The Rosa Rademakers Lab is focused on the discovery and functional characterization of novel disease genes implicated in a range of neurological disorders, in particular frontotemporal lobar degeneration (FTLD) and related disorders and epilepsy.
FTLD represents 10-20% of all dementias and is clinically important because of its early onset and its dramatic impact on core human qualities, including personality, insight and verbal communication. While significant progress has been made in recent years to improve our understanding of the genetics of FTLD and the pathologies underlying this collection of neurodegenerative diseases, the etiology of the disease remains unknown in more than half of the patients.
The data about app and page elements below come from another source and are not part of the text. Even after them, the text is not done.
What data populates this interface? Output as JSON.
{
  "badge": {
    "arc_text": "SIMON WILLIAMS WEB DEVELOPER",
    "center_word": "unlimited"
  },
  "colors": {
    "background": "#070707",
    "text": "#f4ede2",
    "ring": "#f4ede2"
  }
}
Rare variant association analysis
Amyotrophic lateral sclerosis (ALS)
Frontotemporal dementia (FTD)
The Rademakers Lab leads world-wide consortia to identify causal genes and genetic risk factors for two important pathological subtypes of FTLD: FTLD with TDP-43 pathology (FTLD-TDP) and FTLD with FUS pathology (FTLD-FUS). We combine genomic, transcriptomic, epigenomic and proteomic analyses, including single-cell analyses on unique collections of FTLD-TDP and FTLD-FUS brain tissues to identify genes and pathways implicated in disease. We also lead consortia focused on genetic disease modifiers in FTLD patients which are known to carry mutations in GRN and C9orf72 with the goal to identify factors that could explain the large variability in symptom onset, clinical phenotype and disease penetrance in patients with these mutations.
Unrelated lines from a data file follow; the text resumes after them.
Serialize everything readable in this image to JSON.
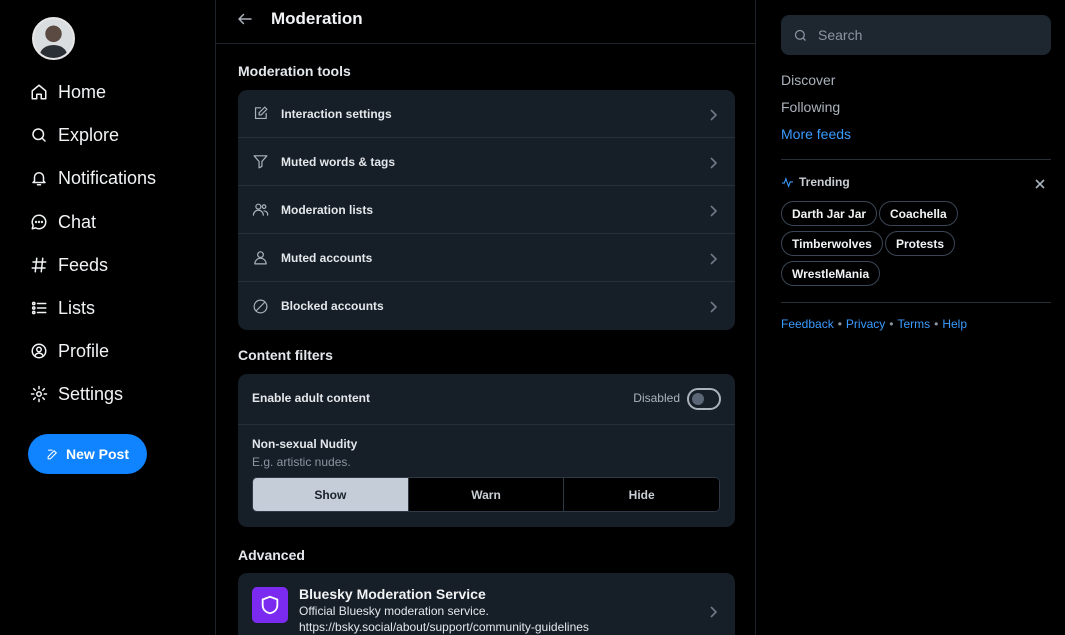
{
  "nav": {
    "items": [
      {
        "label": "Home",
        "icon": "home-icon"
      },
      {
        "label": "Explore",
        "icon": "search-icon"
      },
      {
        "label": "Notifications",
        "icon": "bell-icon"
      },
      {
        "label": "Chat",
        "icon": "chat-icon"
      },
      {
        "label": "Feeds",
        "icon": "hash-icon"
      },
      {
        "label": "Lists",
        "icon": "list-icon"
      },
      {
        "label": "Profile",
        "icon": "user-circle-icon"
      },
      {
        "label": "Settings",
        "icon": "gear-icon"
      }
    ],
    "new_post_label": "New Post"
  },
  "header": {
    "title": "Moderation"
  },
  "moderation_tools": {
    "heading": "Moderation tools",
    "items": [
      {
        "label": "Interaction settings",
        "icon": "edit-square-icon"
      },
      {
        "label": "Muted words & tags",
        "icon": "filter-icon"
      },
      {
        "label": "Moderation lists",
        "icon": "people-icon"
      },
      {
        "label": "Muted accounts",
        "icon": "person-icon"
      },
      {
        "label": "Blocked accounts",
        "icon": "block-icon"
      }
    ]
  },
  "content_filters": {
    "heading": "Content filters",
    "adult_label": "Enable adult content",
    "adult_status": "Disabled",
    "adult_enabled": false,
    "nudity": {
      "title": "Non-sexual Nudity",
      "description": "E.g. artistic nudes.",
      "options": [
        "Show",
        "Warn",
        "Hide"
      ],
      "selected": "Show"
    }
  },
  "advanced": {
    "heading": "Advanced",
    "service_name": "Bluesky Moderation Service",
    "service_desc": "Official Bluesky moderation service.",
    "service_url": "https://bsky.social/about/support/community-guidelines",
    "service_accent": "#7b2bf0"
  },
  "sidebar_right": {
    "search_placeholder": "Search",
    "feeds": [
      "Discover",
      "Following",
      "More feeds"
    ],
    "trending_title": "Trending",
    "trending": [
      "Darth Jar Jar",
      "Coachella",
      "Timberwolves",
      "Protests",
      "WrestleMania"
    ],
    "footer": [
      "Feedback",
      "Privacy",
      "Terms",
      "Help"
    ]
  },
  "colors": {
    "accent": "#1083fe",
    "link": "#3a9bff",
    "card": "#161e27"
  }
}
To showcase the world-class scientific research of the Rosa Rademakers Lab, you can discover their scientific papers in more detail.
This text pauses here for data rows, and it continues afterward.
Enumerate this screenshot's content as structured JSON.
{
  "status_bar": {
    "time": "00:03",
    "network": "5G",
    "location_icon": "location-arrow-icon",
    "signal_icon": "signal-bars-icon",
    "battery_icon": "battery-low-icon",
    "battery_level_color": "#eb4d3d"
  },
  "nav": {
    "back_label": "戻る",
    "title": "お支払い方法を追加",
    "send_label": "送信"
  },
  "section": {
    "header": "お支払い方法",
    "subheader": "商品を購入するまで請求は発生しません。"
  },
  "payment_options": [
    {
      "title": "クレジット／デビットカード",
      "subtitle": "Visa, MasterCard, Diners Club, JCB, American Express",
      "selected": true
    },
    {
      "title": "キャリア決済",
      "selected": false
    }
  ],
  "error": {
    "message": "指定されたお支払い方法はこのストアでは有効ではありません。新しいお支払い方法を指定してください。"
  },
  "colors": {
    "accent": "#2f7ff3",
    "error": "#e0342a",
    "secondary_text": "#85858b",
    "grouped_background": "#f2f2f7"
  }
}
We are always on the lookout for highly motivated colleagues to join our team. If you are interested, please contact us.
The Rosa Rademakers Lab can only thrive thanks to the dedication and commitment of its people, no matter what their function or seniority.
To stay up to date in rapidly developing fields, scientists regularly interact with (international) colleagues. Conferences and other (scientific) events are an excellent way to facilitate such a continent-spanning knowledge exchange.
- Highly Cited Researcher, in recognition of ranking among the top 1% researchers most cited in Neuroscience & Behaviorin in 2014, 2015, 2016, 2017, 2018 & 2019 - Thomson Reuters
- Mildred A. and Henry Uihlein II Professorship of Medical Research in 2015 - Mayo Clinic, College of Medicine (Endowed Professorship)
- Mayo Clinic Investigator of the Year in 2012 - Neuroscience, Mayo Clinic, Jacksonville, Florida
- Jacksonville Business Journal Health Care Hero Award on 2011- Jacksonville Business Journal, Jacksonville, Florida